]. Therefore, the mind-set of farmers must be considered and special attention must be paid to attitude of farmers, social norms and perceived behavioural control. For this purpose, governments could support knowledge dissemination and education and could reward farmers for grazing. Obviously, rewards can also come from the market, e.g., by rewarding added value of quality products for consumers. However, governments could play a role to reward farmers for the ecosystem services they provide to society, for example by subsidies or legislation to support grazing farmers. While formal education plays a significant part in training farmers and farmer mind-set, on-going informal learning, facilitated by extension officers from government and industry, plays a very important part in providing knowledge around grazing management and skills to overcome constraints. Indeed, the students of today are the farmers and farm advisors of the future, and as such, they determine the future of grazing. Therefore, special attention should be paid to the young farmers, since they represent the next generation of farming.

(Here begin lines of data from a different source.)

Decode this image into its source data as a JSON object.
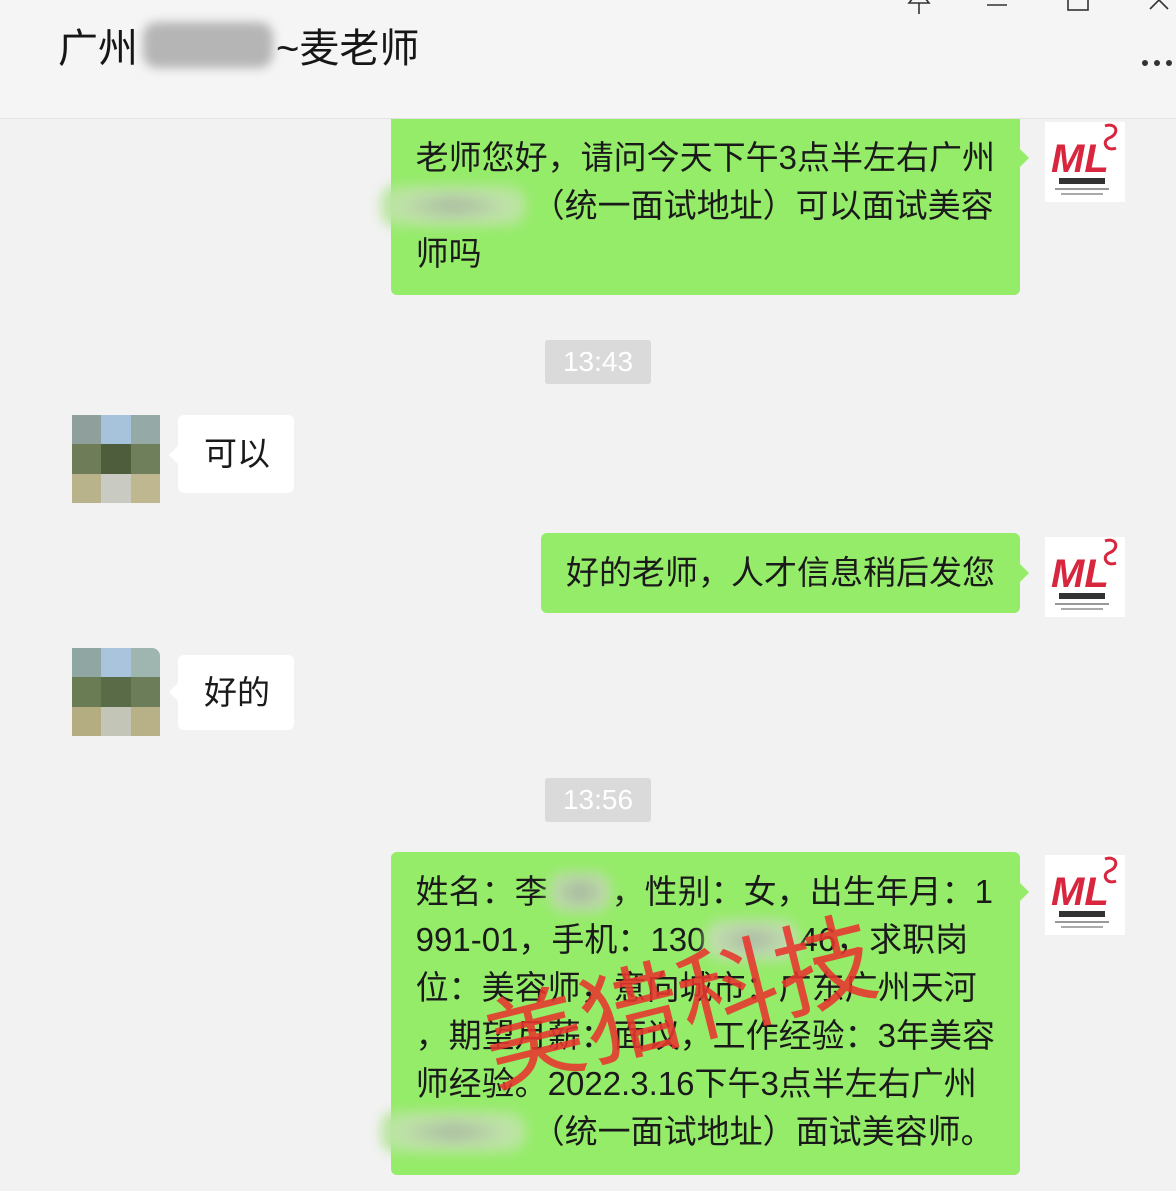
{
  "window": {
    "title_prefix": "广州",
    "title_suffix": "~麦老师",
    "icons": {
      "pin": "pin-icon",
      "minimize": "minimize-icon",
      "maximize": "maximize-icon",
      "close": "close-icon",
      "more": "more-icon"
    }
  },
  "colors": {
    "window_background": "#f2f2f2",
    "header_background": "#f5f5f5",
    "outgoing_bubble": "#95ec69",
    "incoming_bubble": "#ffffff",
    "timestamp_chip": "#dadada",
    "watermark": "#e8342e",
    "logo_red": "#d7263d"
  },
  "my_avatar": {
    "logo_lettering": "ML"
  },
  "messages": [
    {
      "outgoing": true,
      "lines": [
        [
          "老师您好，请问今天下午3点半左右广州"
        ],
        [
          "（统一面试地址）可以面试美容"
        ],
        [
          "师吗"
        ]
      ]
    },
    {
      "timestamp": "13:43"
    },
    {
      "outgoing": false,
      "lines": [
        [
          "可以"
        ]
      ]
    },
    {
      "outgoing": true,
      "lines": [
        [
          "好的老师，人才信息稍后发您"
        ]
      ]
    },
    {
      "outgoing": false,
      "lines": [
        [
          "好的"
        ]
      ]
    },
    {
      "timestamp": "13:56"
    },
    {
      "outgoing": true,
      "lines": [
        [
          "姓名：李",
          "，性别：女，出生年月：1"
        ],
        [
          "991-01，手机：130",
          "46，求职岗"
        ],
        [
          "位：美容师，意向城市：广东广州天河"
        ],
        [
          "，期望月薪：面议，工作经验：3年美容"
        ],
        [
          "师经验。2022.3.16下午3点半左右广州"
        ],
        [
          "（统一面试地址）面试美容师。"
        ]
      ]
    }
  ],
  "watermark": "美猎科技"
}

It has to be emphasized that our dataset is not a result of a thoroughly designed study. It is rather a post-hoc analysis, which means that it might not have the same analytical power compared to a fully designed study. Yet, valuable results were obtained due to the unique ensemble of methods and well documented observations/data, and due to the coverage of a period of ten years. In order to overcome constraints to grazing in the farming practice, it would be necessary to have a more interdisciplinary approach, i.e., including more explicitly people from a wider range than grassland experts, e.g., agricultural engineering, animal breeding/husbandry, agricultural economics, sociology, rural development, political science etc. Such a broader approach might have further strengthened our results and conclusions.

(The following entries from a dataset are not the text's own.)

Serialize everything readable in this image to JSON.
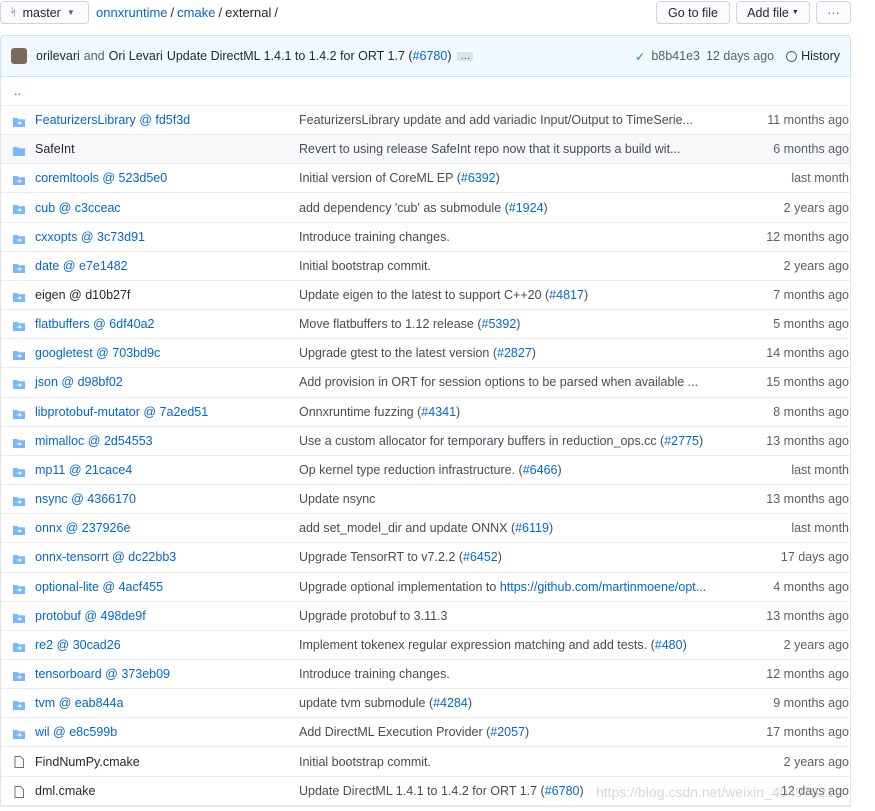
{
  "branch": {
    "label": "master",
    "icon": "git-branch-icon"
  },
  "breadcrumb": {
    "repo": "onnxruntime",
    "dir1": "cmake",
    "current": "external"
  },
  "buttons": {
    "go_to_file": "Go to file",
    "add_file": "Add file",
    "more": "···"
  },
  "commit": {
    "author1": "orilevari",
    "and": "and",
    "author2": "Ori Levari",
    "message": "Update DirectML 1.4.1 to 1.4.2 for ORT 1.7 (",
    "pr": "#6780",
    ")": ")",
    "ellipsis": "…",
    "sha": "b8b41e3",
    "age": "12 days ago",
    "history": "History"
  },
  "parent": "..",
  "colors": {
    "link": "#0366d6",
    "folder": "#79b8ff",
    "header_bg": "#f1f8ff"
  },
  "rows": [
    {
      "name": "FeaturizersLibrary @ fd5f3d",
      "type": "submodule",
      "msg": [
        {
          "t": "FeaturizersLibrary update and add variadic Input/Output to TimeSerie..."
        }
      ],
      "age": "11 months ago"
    },
    {
      "name": "SafeInt",
      "type": "dir",
      "msg": [
        {
          "t": "Revert to using release SafeInt repo now that it supports a build wit..."
        }
      ],
      "age": "6 months ago"
    },
    {
      "name": "coremltools @ 523d5e0",
      "type": "submodule",
      "msg": [
        {
          "t": "Initial version of CoreML EP ("
        },
        {
          "t": "#6392",
          "l": 1
        },
        {
          "t": ")"
        }
      ],
      "age": "last month"
    },
    {
      "name": "cub @ c3cceac",
      "type": "submodule",
      "msg": [
        {
          "t": "add dependency 'cub' as submodule ("
        },
        {
          "t": "#1924",
          "l": 1
        },
        {
          "t": ")"
        }
      ],
      "age": "2 years ago"
    },
    {
      "name": "cxxopts @ 3c73d91",
      "type": "submodule",
      "msg": [
        {
          "t": "Introduce training changes."
        }
      ],
      "age": "12 months ago"
    },
    {
      "name": "date @ e7e1482",
      "type": "submodule",
      "msg": [
        {
          "t": "Initial bootstrap commit."
        }
      ],
      "age": "2 years ago"
    },
    {
      "name": "eigen @ d10b27f",
      "type": "submodule-plain",
      "msg": [
        {
          "t": "Update eigen to the latest to support C++20 ("
        },
        {
          "t": "#4817",
          "l": 1
        },
        {
          "t": ")"
        }
      ],
      "age": "7 months ago"
    },
    {
      "name": "flatbuffers @ 6df40a2",
      "type": "submodule",
      "msg": [
        {
          "t": "Move flatbuffers to 1.12 release ("
        },
        {
          "t": "#5392",
          "l": 1
        },
        {
          "t": ")"
        }
      ],
      "age": "5 months ago"
    },
    {
      "name": "googletest @ 703bd9c",
      "type": "submodule",
      "msg": [
        {
          "t": "Upgrade gtest to the latest version ("
        },
        {
          "t": "#2827",
          "l": 1
        },
        {
          "t": ")"
        }
      ],
      "age": "14 months ago"
    },
    {
      "name": "json @ d98bf02",
      "type": "submodule",
      "msg": [
        {
          "t": "Add provision in ORT for session options to be parsed when available ..."
        }
      ],
      "age": "15 months ago"
    },
    {
      "name": "libprotobuf-mutator @ 7a2ed51",
      "type": "submodule",
      "msg": [
        {
          "t": "Onnxruntime fuzzing ("
        },
        {
          "t": "#4341",
          "l": 1
        },
        {
          "t": ")"
        }
      ],
      "age": "8 months ago"
    },
    {
      "name": "mimalloc @ 2d54553",
      "type": "submodule",
      "msg": [
        {
          "t": "Use a custom allocator for temporary buffers in reduction_ops.cc ("
        },
        {
          "t": "#2775",
          "l": 1
        },
        {
          "t": ")"
        }
      ],
      "age": "13 months ago"
    },
    {
      "name": "mp11 @ 21cace4",
      "type": "submodule",
      "msg": [
        {
          "t": "Op kernel type reduction infrastructure. ("
        },
        {
          "t": "#6466",
          "l": 1
        },
        {
          "t": ")"
        }
      ],
      "age": "last month"
    },
    {
      "name": "nsync @ 4366170",
      "type": "submodule",
      "msg": [
        {
          "t": "Update nsync"
        }
      ],
      "age": "13 months ago"
    },
    {
      "name": "onnx @ 237926e",
      "type": "submodule",
      "msg": [
        {
          "t": "add set_model_dir and update ONNX ("
        },
        {
          "t": "#6119",
          "l": 1
        },
        {
          "t": ")"
        }
      ],
      "age": "last month"
    },
    {
      "name": "onnx-tensorrt @ dc22bb3",
      "type": "submodule",
      "msg": [
        {
          "t": "Upgrade TensorRT to v7.2.2 ("
        },
        {
          "t": "#6452",
          "l": 1
        },
        {
          "t": ")"
        }
      ],
      "age": "17 days ago"
    },
    {
      "name": "optional-lite @ 4acf455",
      "type": "submodule",
      "msg": [
        {
          "t": "Upgrade optional implementation to "
        },
        {
          "t": "https://github.com/martinmoene/opt...",
          "l": 1
        }
      ],
      "age": "4 months ago"
    },
    {
      "name": "protobuf @ 498de9f",
      "type": "submodule",
      "msg": [
        {
          "t": "Upgrade protobuf to 3.11.3"
        }
      ],
      "age": "13 months ago"
    },
    {
      "name": "re2 @ 30cad26",
      "type": "submodule",
      "msg": [
        {
          "t": "Implement tokenex regular expression matching and add tests. ("
        },
        {
          "t": "#480",
          "l": 1
        },
        {
          "t": ")"
        }
      ],
      "age": "2 years ago"
    },
    {
      "name": "tensorboard @ 373eb09",
      "type": "submodule",
      "msg": [
        {
          "t": "Introduce training changes."
        }
      ],
      "age": "12 months ago"
    },
    {
      "name": "tvm @ eab844a",
      "type": "submodule",
      "msg": [
        {
          "t": "update tvm submodule ("
        },
        {
          "t": "#4284",
          "l": 1
        },
        {
          "t": ")"
        }
      ],
      "age": "9 months ago"
    },
    {
      "name": "wil @ e8c599b",
      "type": "submodule",
      "msg": [
        {
          "t": "Add DirectML Execution Provider ("
        },
        {
          "t": "#2057",
          "l": 1
        },
        {
          "t": ")"
        }
      ],
      "age": "17 months ago"
    },
    {
      "name": "FindNumPy.cmake",
      "type": "file",
      "msg": [
        {
          "t": "Initial bootstrap commit."
        }
      ],
      "age": "2 years ago"
    },
    {
      "name": "dml.cmake",
      "type": "file",
      "msg": [
        {
          "t": "Update DirectML 1.4.1 to 1.4.2 for ORT 1.7 ("
        },
        {
          "t": "#6780",
          "l": 1
        },
        {
          "t": ")"
        }
      ],
      "age": "12 days ago"
    }
  ],
  "watermark": "https://blog.csdn.net/weixin_40497821"
}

In the end, members of the WG Grazing stated that support is not a scientific decision, but a political decision. In the end, it is stated, “given the complexity and multifunctionality of grasslands, there cannot be only one way, one strategy for grassland management and grazing. Therefore, feasible areas should be identified and targeted where grazing can be maximised and in areas which are not suitable for grazing, other types of land-use should be considered sustainable.”
WG Grazing members state, “if grazing is not supported, the proportion of grazing dairy cows will further decline”.

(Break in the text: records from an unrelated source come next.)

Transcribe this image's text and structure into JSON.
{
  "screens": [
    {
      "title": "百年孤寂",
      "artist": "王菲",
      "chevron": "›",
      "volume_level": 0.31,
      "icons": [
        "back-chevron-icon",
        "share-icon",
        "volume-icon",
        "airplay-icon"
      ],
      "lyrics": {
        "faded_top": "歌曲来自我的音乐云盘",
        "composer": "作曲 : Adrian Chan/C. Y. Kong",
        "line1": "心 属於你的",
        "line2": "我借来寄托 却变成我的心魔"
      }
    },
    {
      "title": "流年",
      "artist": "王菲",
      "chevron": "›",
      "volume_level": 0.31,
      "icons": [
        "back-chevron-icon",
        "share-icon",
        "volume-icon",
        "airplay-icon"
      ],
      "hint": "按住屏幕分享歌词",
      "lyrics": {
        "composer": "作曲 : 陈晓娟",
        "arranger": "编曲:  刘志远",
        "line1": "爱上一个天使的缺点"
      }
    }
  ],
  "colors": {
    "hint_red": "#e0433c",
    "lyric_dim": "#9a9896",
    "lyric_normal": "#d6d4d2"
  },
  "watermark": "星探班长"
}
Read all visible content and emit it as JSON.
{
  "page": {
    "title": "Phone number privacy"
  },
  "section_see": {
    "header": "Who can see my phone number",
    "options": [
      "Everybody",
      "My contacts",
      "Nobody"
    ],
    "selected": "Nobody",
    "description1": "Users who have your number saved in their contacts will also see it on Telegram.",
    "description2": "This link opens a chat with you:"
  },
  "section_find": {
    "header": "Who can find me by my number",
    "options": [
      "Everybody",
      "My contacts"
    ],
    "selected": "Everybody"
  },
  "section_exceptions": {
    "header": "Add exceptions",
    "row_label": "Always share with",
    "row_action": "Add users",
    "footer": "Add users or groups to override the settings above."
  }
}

However, a joined endeavour has the potential to make a significant difference in transforming grass-based production systems and stimulate grazing. A good example for this is the case of the Netherlands (illustrated in Figure 1
). A mix of stimulating actions (a Grazing Covenant signed by more than 80 parties from the full dairy chain, the initiation of grazing premiums for farmers and a strengthening of advice and education) [16
] has led to a trend change and an increase of the percentage of grazing dairy cows.
To conclude, in most countries in Europe the proportion of dairy cows grazing has been declining during the last decade. The WG Grazing identified a number of areas which can help increase levels of grazing, finding solutions in (1) new knowledge, (2) bringing the knowledge already available to practice, and (3) rewarding farmers for grazing as a service to society. In addition, the mind-set of the farmer is crucial and providing him/her with knowledge and support can have a positive impact and reverse the trend of declining grazing.